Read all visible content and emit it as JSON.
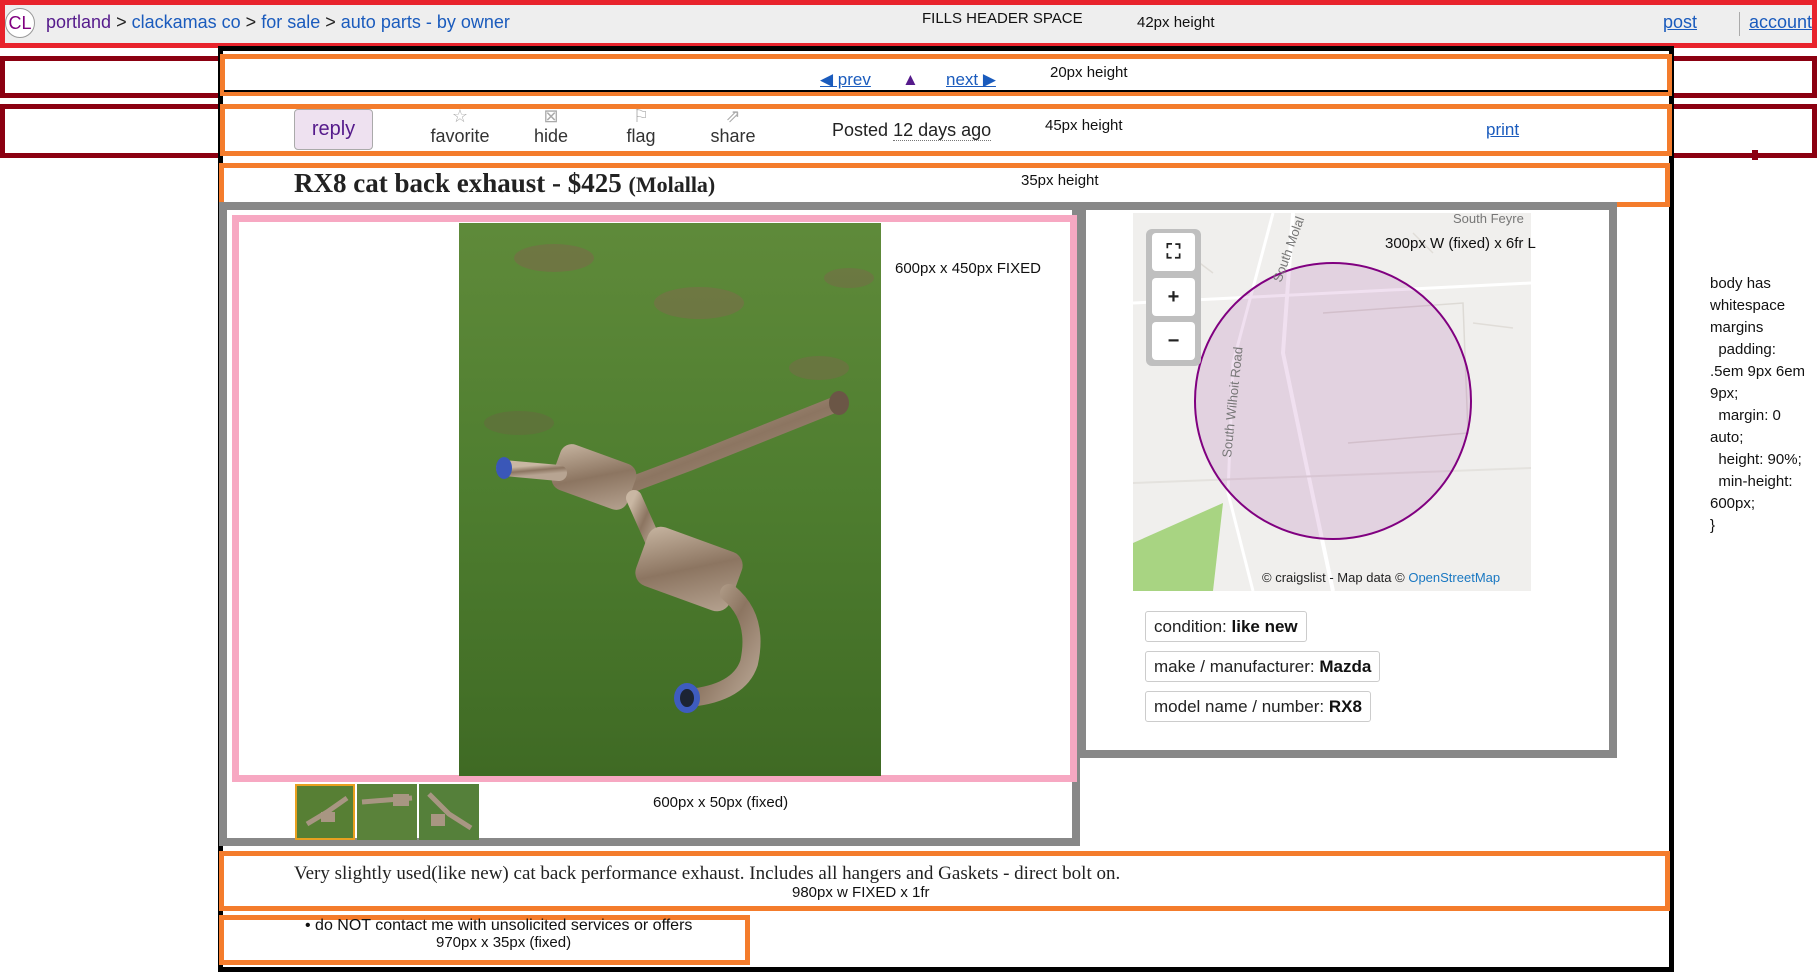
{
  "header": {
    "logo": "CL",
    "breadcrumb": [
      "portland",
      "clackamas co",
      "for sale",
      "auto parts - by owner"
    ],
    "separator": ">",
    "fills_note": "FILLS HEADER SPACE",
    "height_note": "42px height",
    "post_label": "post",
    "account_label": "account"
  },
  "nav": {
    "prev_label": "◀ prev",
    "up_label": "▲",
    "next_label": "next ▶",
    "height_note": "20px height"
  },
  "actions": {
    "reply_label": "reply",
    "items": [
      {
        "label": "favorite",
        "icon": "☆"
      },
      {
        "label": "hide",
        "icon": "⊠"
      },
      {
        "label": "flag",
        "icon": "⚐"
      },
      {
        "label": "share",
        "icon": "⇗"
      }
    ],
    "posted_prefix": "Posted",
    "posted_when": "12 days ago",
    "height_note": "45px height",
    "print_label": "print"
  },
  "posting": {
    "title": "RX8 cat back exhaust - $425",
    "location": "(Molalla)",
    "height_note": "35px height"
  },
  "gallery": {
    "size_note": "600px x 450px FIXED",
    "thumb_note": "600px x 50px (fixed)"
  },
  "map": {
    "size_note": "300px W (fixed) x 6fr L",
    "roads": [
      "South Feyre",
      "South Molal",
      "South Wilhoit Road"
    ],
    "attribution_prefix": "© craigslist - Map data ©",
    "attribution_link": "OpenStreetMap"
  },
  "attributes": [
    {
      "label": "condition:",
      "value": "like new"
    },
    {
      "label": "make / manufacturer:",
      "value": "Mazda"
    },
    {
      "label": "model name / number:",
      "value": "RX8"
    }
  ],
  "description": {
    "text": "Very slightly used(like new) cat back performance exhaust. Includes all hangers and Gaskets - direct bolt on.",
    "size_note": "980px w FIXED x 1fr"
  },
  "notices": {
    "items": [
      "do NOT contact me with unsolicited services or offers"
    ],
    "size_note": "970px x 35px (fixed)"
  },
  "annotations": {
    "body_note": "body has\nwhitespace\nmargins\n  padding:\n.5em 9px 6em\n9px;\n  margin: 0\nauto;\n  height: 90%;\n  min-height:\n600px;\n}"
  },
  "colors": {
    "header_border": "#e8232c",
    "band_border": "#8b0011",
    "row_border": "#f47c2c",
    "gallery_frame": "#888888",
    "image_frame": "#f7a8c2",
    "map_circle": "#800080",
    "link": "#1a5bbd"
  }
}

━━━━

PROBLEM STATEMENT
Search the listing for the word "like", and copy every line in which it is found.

EXPECTED ANSWER
      "value": "like new"
    "text": "Very slightly used(like new) cat back performance exhaust. Includes all hangers and Gaskets - direct bolt on.",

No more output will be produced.